“The gross leasable square footage of Cottonwood Mall is listed by Wikipedia as 1,041,680 square feet and Coronado Center is 1,154,000 square feet with 5,000 parking spaces. Corrales has much more commercial leasable space (8,906,660 x 0.25 (estimation by Urban Land Institute) than both of those malls combined, and the population it serves is miniscule compared with that served by the two malls.
“Corrales has a documented history of not wanting commercial cannabis activity in A-1 and A-2 zones.
“In 2017, Verdes Foundation proposed growing cannabis in a neighborhood residential (A-1 zoned) area. Potential neighbors were concerned about potential impacts on their quality of life and property values. They generated a petition signed by over 300 residents and hired an attorney to support their opposition. Because of significant neighborhood opposition, and beyond, and of lack of council support, Verdes backed out
“In the following year, council passed Ordinance 18-002, which clearly stated that cannabis production, manufacture and retailing should not be allowed in A-1 and A-2 zones. That unambiguously stated the Village’s position on commercial cannabis activities in residential neighborhoods. As time would have it, 18-002 has turned out to be a strong proactive —and not reactive to House Bill 2— statement.
“I would guess that few N.M. municipalities have such documentation of “who we are as a village” and history of opposition to commercial cannabis activities in neighborhood residential (like A-1 and A-2) zones. Los Ranchos would love to have that.
“Unfortunately, Corrales has a subdivision of upset residents who have had to deal on a regular and personal basis with the pungent cannabis growing odor from nearby (up to 1,000 feet away) medical cannabis greenhouses.
“With re-instating Sections 2 and 3 of Ordinance 18-002, commercial cannabis activities can still occur in the commercial zones CRCD and NCOD.
“Ordinance 18-002 prohibited cannabis growing in A-1, A-2 and H zones. It did not disallow cannabis growing in CRCA or NCOD.
“Although Corrales does not have an industrial zone like some other municipalities where cannabis growing, manufacturing and retailing are located separate from residential neighborhood areas, the CRCA and NCOD could be the designated cannabis areas in Corrales.
“Yes (as mentioned in the work-study session), buildings currently exist in CRCA and NCOD, but they do also in industrial zones in other municipalities.
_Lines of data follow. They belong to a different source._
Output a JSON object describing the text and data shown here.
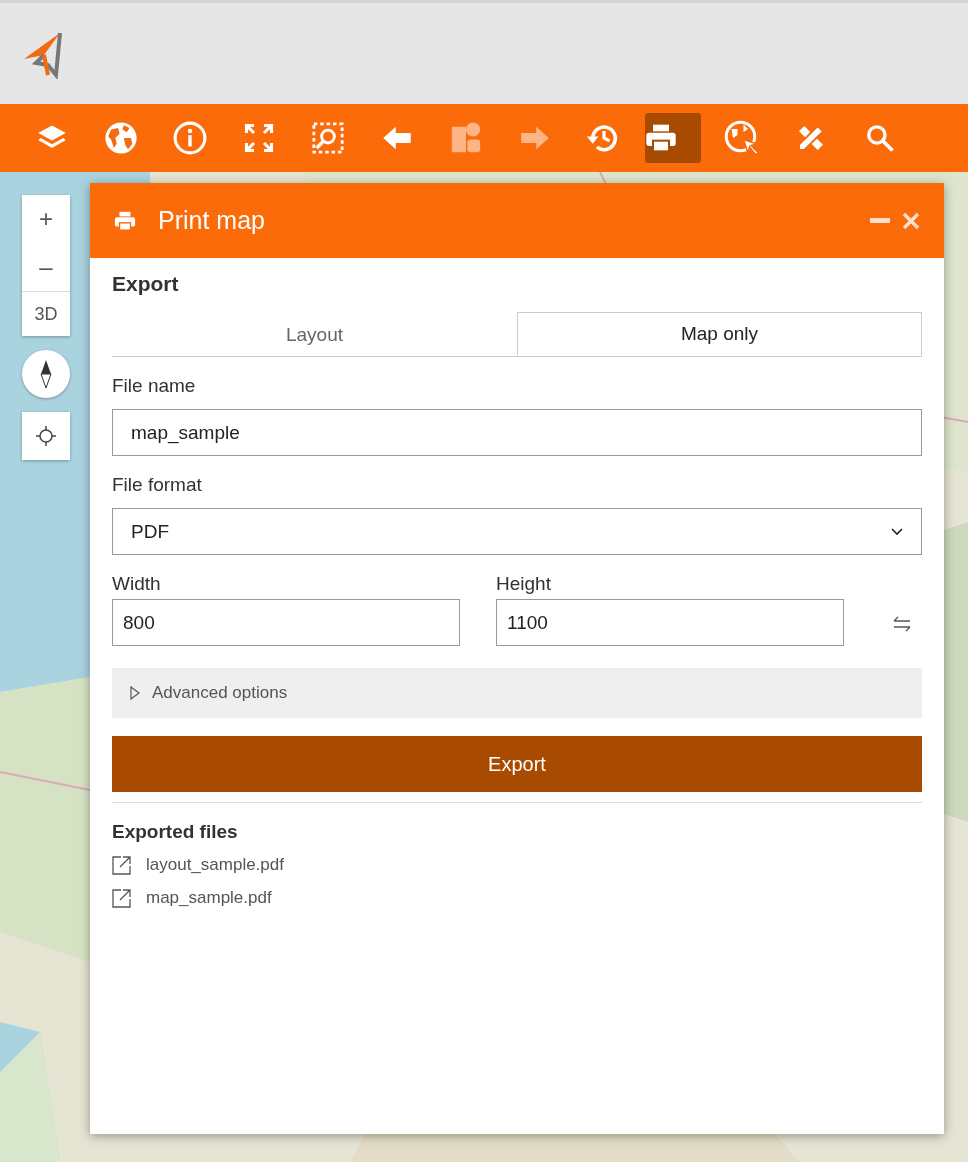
{
  "toolbar": {
    "tools": [
      {
        "selected": false,
        "disabled": false
      },
      {
        "selected": false,
        "disabled": false
      },
      {
        "selected": false,
        "disabled": false
      },
      {
        "selected": false,
        "disabled": false
      },
      {
        "selected": false,
        "disabled": false
      },
      {
        "selected": false,
        "disabled": false
      },
      {
        "selected": false,
        "disabled": true
      },
      {
        "selected": false,
        "disabled": true
      },
      {
        "selected": false,
        "disabled": false
      },
      {
        "selected": true,
        "disabled": false
      },
      {
        "selected": false,
        "disabled": false
      },
      {
        "selected": false,
        "disabled": false
      },
      {
        "selected": false,
        "disabled": false
      }
    ]
  },
  "map_controls": {
    "zoom_in": "+",
    "zoom_out": "–",
    "view_3d": "3D"
  },
  "panel": {
    "title": "Print map",
    "section_title": "Export",
    "tabs": [
      {
        "label": "Layout",
        "selected": false
      },
      {
        "label": "Map only",
        "selected": true
      }
    ],
    "file_name": {
      "label": "File name",
      "value": "map_sample"
    },
    "file_format": {
      "label": "File format",
      "value": "PDF"
    },
    "width": {
      "label": "Width",
      "value": "800"
    },
    "height": {
      "label": "Height",
      "value": "1100"
    },
    "advanced": {
      "label": "Advanced options",
      "expanded": false
    },
    "export_button": "Export",
    "exported_title": "Exported files",
    "exported_files": [
      "layout_sample.pdf",
      "map_sample.pdf"
    ]
  }
}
And yes, vacant land also exists in CRCA and NCOD.
“Also, greenhouse footprints for micro-business growers are small (could be <= 500 square feet). The footprints for intensively growing cannabis structures can be compact (several thousand square feet). Many of each can locate in the 200+ acres in CRCD and NCOD.
“Approve Amendment No.1 quickly.
It can be approved independently of other amendments which might need to be added in the future. It should be approved before any growers’ licenses are.
The State’s and Village’s laws are flawed, overly permissive and bend over backwards for commercial operations, large and small. Sure, some revenue will be generated for the State and its municipalities and counties. However, this income from cannabis permissiveness should not come at a cost that residential neighborhoods will bear.
“Corrales’s commercial zones are ample and the Village’s stance relative to them and to its strong, proactive opposition to commercial cannabis in residential neighborhoods is well- documented.
“The State’s House Bill 2 will be challenged. ‘Experts’ and attorneys give different opinions on different weeks and in different municipalities. The legislators who supported the law don’t seem sure about some of its aspects. No case law exists yet for commercial recreational cannabis because it hasn’t officially started. Perhaps, Corrales, because of its history, is in the best position to make a good case.
“Whatever the Village does, it can get sued. It might as well get sued doing the right thing, which can result in its being a victor in multiple ways including protecting residential neighborhoods’ quality of life and property values from the onslaught of glittery-appearing commercial cannabis activities.”